• What you will do
Using the entries below, say how many of the lines carry "Auto". Write the number alone.

══════════

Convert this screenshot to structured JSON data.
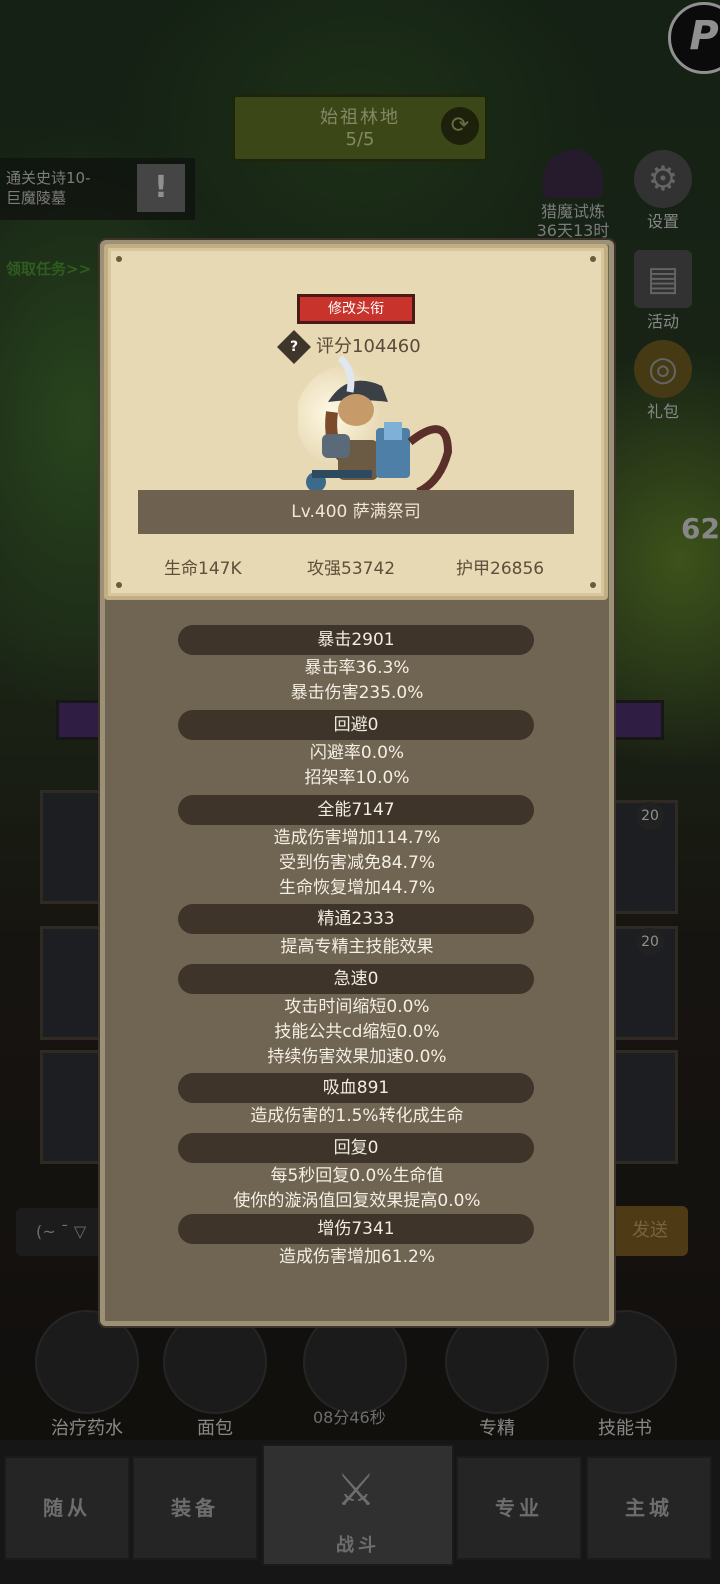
{
  "background": {
    "zone": {
      "name": "始祖林地",
      "progress": "5/5"
    },
    "quest": {
      "line1": "通关史诗10-",
      "line2": "巨魔陵墓",
      "claim": "领取任务>>"
    },
    "hunt": {
      "label": "猎魔试炼",
      "time": "36天13时"
    },
    "side_buttons": [
      {
        "label": "设置",
        "icon": "gear-icon"
      },
      {
        "label": "活动",
        "icon": "scroll-icon"
      },
      {
        "label": "礼包",
        "icon": "gift-icon"
      }
    ],
    "right_number": "62",
    "slot_badges": [
      "20",
      "20"
    ],
    "chat_placeholder": "(~ ¯ ▽",
    "send_label": "发送",
    "items": [
      {
        "label": "治疗药水",
        "icon": "potion-icon"
      },
      {
        "label": "面包",
        "icon": "bread-icon"
      },
      {
        "label": "",
        "icon": "chest-icon"
      },
      {
        "label": "专精",
        "icon": "specialization-icon"
      },
      {
        "label": "技能书",
        "icon": "skillbook-icon"
      }
    ],
    "timer": "08分46秒",
    "nav": [
      {
        "label": "随从"
      },
      {
        "label": "装备"
      },
      {
        "label": "战斗"
      },
      {
        "label": "专业"
      },
      {
        "label": "主城"
      }
    ]
  },
  "profile": {
    "edit_title": "修改头衔",
    "score": "评分104460",
    "name": "Lv.400 萨满祭司",
    "stats": {
      "hp": "生命147K",
      "atk": "攻强53742",
      "armor": "护甲26856"
    }
  },
  "details": [
    {
      "header": "暴击2901",
      "lines": [
        "暴击率36.3%",
        "暴击伤害235.0%"
      ]
    },
    {
      "header": "回避0",
      "lines": [
        "闪避率0.0%",
        "招架率10.0%"
      ]
    },
    {
      "header": "全能7147",
      "lines": [
        "造成伤害增加114.7%",
        "受到伤害减免84.7%",
        "生命恢复增加44.7%"
      ]
    },
    {
      "header": "精通2333",
      "lines": [
        "提高专精主技能效果"
      ]
    },
    {
      "header": "急速0",
      "lines": [
        "攻击时间缩短0.0%",
        "技能公共cd缩短0.0%",
        "持续伤害效果加速0.0%"
      ]
    },
    {
      "header": "吸血891",
      "lines": [
        "造成伤害的1.5%转化成生命"
      ]
    },
    {
      "header": "回复0",
      "lines": [
        "每5秒回复0.0%生命值",
        "使你的漩涡值回复效果提高0.0%"
      ]
    },
    {
      "header": "增伤7341",
      "lines": [
        "造成伤害增加61.2%"
      ]
    }
  ]
}
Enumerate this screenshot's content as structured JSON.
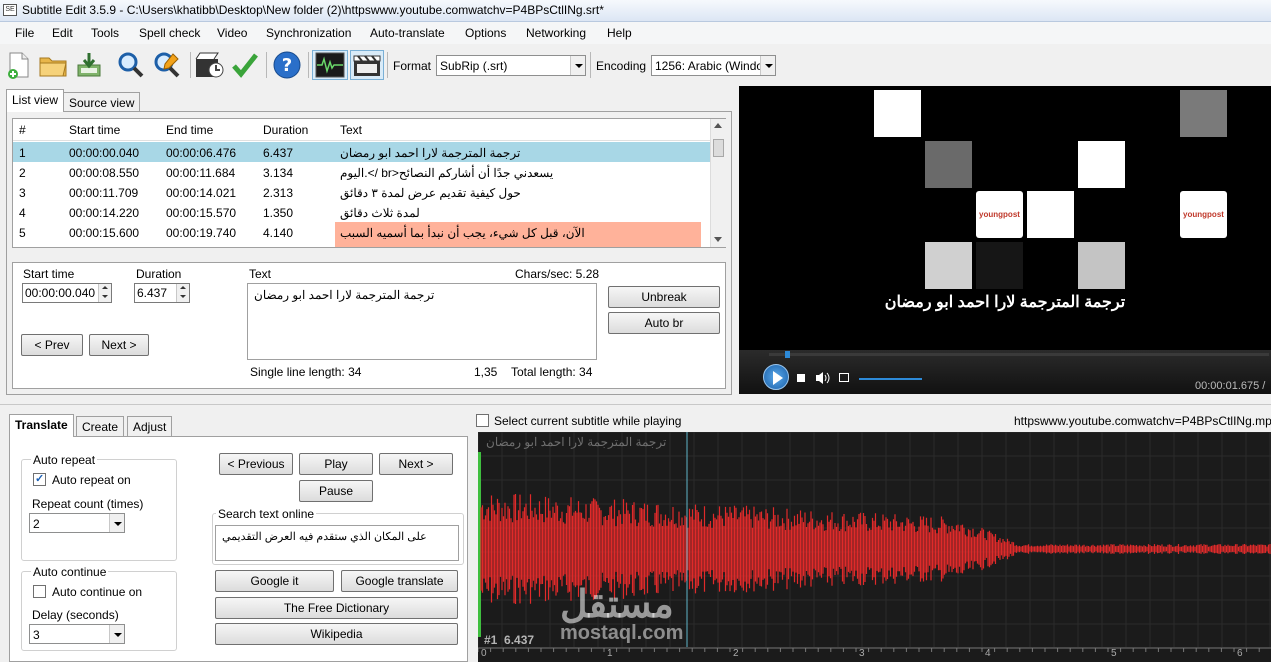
{
  "window": {
    "title": "Subtitle Edit 3.5.9 - C:\\Users\\khatibb\\Desktop\\New folder (2)\\httpswww.youtube.comwatchv=P4BPsCtlINg.srt*"
  },
  "menu": [
    "File",
    "Edit",
    "Tools",
    "Spell check",
    "Video",
    "Synchronization",
    "Auto-translate",
    "Options",
    "Networking",
    "Help"
  ],
  "toolbar": {
    "icons": [
      "new-file-icon",
      "open-folder-icon",
      "save-download-icon",
      "search-icon",
      "replace-icon",
      "visual-sync-icon",
      "spell-check-icon",
      "help-icon",
      "waveform-icon",
      "video-clapper-icon"
    ],
    "format_label": "Format",
    "format_value": "SubRip (.srt)",
    "encoding_label": "Encoding",
    "encoding_value": "1256: Arabic (Windo"
  },
  "view_tabs": [
    "List view",
    "Source view"
  ],
  "grid": {
    "columns": [
      "#",
      "Start time",
      "End time",
      "Duration",
      "Text"
    ],
    "rows": [
      {
        "num": "1",
        "start": "00:00:00.040",
        "end": "00:00:06.476",
        "dur": "6.437",
        "text": "ترجمة المترجمة لارا احمد ابو رمضان",
        "state": "selected"
      },
      {
        "num": "2",
        "start": "00:00:08.550",
        "end": "00:00:11.684",
        "dur": "3.134",
        "text": "يسعدني جدًا أن أشاركم النصائح<br />.اليوم",
        "state": "normal"
      },
      {
        "num": "3",
        "start": "00:00:11.709",
        "end": "00:00:14.021",
        "dur": "2.313",
        "text": "حول كيفية تقديم عرض لمدة ٣ دقائق",
        "state": "normal"
      },
      {
        "num": "4",
        "start": "00:00:14.220",
        "end": "00:00:15.570",
        "dur": "1.350",
        "text": "لمدة ثلاث دقائق",
        "state": "normal"
      },
      {
        "num": "5",
        "start": "00:00:15.600",
        "end": "00:00:19.740",
        "dur": "4.140",
        "text": "الآن، قبل كل شيء، يجب أن نبدأ بما أسميه السبب",
        "state": "error"
      }
    ]
  },
  "editor": {
    "start_time_label": "Start time",
    "start_time_value": "00:00:00.040",
    "duration_label": "Duration",
    "duration_value": "6.437",
    "text_label": "Text",
    "chars_sec": "Chars/sec: 5.28",
    "text_value": "ترجمة المترجمة لارا احمد ابو رمضان",
    "unbreak": "Unbreak",
    "auto_br": "Auto br",
    "prev": "< Prev",
    "next": "Next >",
    "single_line_length": "Single line length: 34",
    "position": "1,35",
    "total_length": "Total length: 34"
  },
  "video": {
    "subtitle": "ترجمة المترجمة لارا احمد ابو رمضان",
    "time": "00:00:01.675 /",
    "logo_text": "youngpost"
  },
  "bottom_tabs": [
    "Translate",
    "Create",
    "Adjust"
  ],
  "translate": {
    "auto_repeat_title": "Auto repeat",
    "auto_repeat_on": "Auto repeat on",
    "repeat_count_label": "Repeat count (times)",
    "repeat_count_value": "2",
    "auto_continue_title": "Auto continue",
    "auto_continue_on": "Auto continue on",
    "delay_label": "Delay (seconds)",
    "delay_value": "3",
    "prev": "< Previous",
    "play": "Play",
    "next": "Next >",
    "pause": "Pause",
    "search_label": "Search text online",
    "search_text": "على المكان الذي ستقدم فيه العرض التقديمي",
    "google_it": "Google it",
    "google_translate": "Google translate",
    "free_dictionary": "The Free Dictionary",
    "wikipedia": "Wikipedia"
  },
  "waveform": {
    "select_current": "Select current subtitle while playing",
    "filename": "httpswww.youtube.comwatchv=P4BPsCtlINg.mp",
    "subtitle_overlay": "ترجمة المترجمة لارا احمد ابو رمضان",
    "marker": "#1  6.437",
    "ruler": [
      "0",
      "1",
      "2",
      "3",
      "4",
      "5",
      "6"
    ],
    "watermark_ar": "مستقل",
    "watermark_en": "mostaql.com"
  },
  "colors": {
    "selected_row": "#a8d7e6",
    "error_row": "#ffb29a",
    "wave_red": "#e02a2a",
    "wave_bg": "#1b1b1b"
  }
}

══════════

• Result of this task
6